American Academy of Ophthalmology http://www.aao.org
National Eye Institute (NEI) http://www.nei.nih.gov
Canadian Association of Optometrists https://opto.ca
Health Canada http://www.hc-sc.gc.ca
Strabismus. American Association of Pediatric Ophthalmology and Strabismus website. Available at: http://www.aapos.org/terms/conditions/100. Updated March 28, 2014. Accessed March 21, 2016.
Strabismus. Merck Manual Professional Version website. Available at: Updated December 2012. Accessed March 21, 2016.
Strabismus. Nemours Kids Health website. Available at: http://kidshealth.org/en/parents/strabismus.html. Updated October 2013. Accessed March 21, 2016.

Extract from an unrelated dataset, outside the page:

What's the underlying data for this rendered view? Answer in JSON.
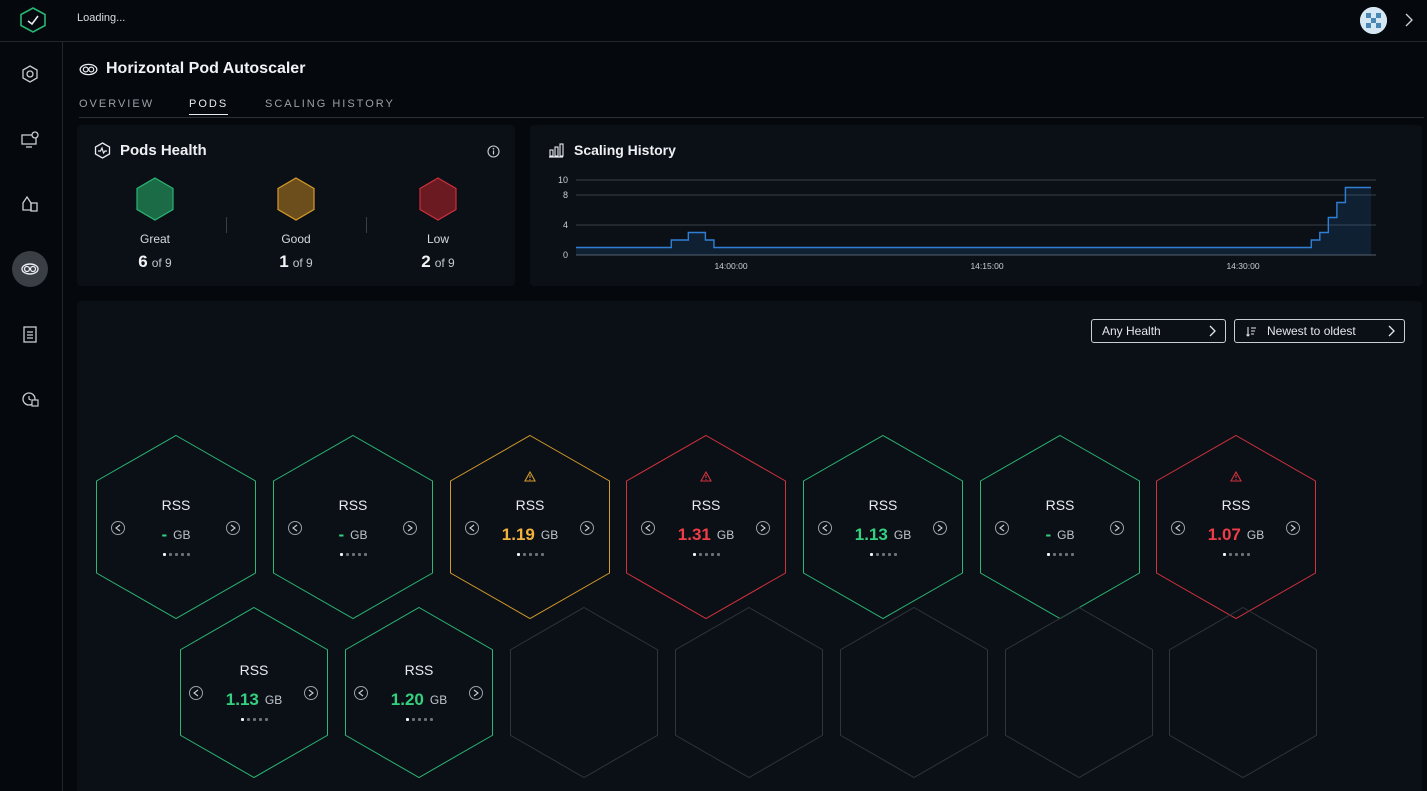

What is strabismus? American Academy of Ophthalmology website. Available at: http://www.aao.org/eye-health/diseases/what-is-strabismus. Updated April 14, 2014. Accessed March 21, 2016.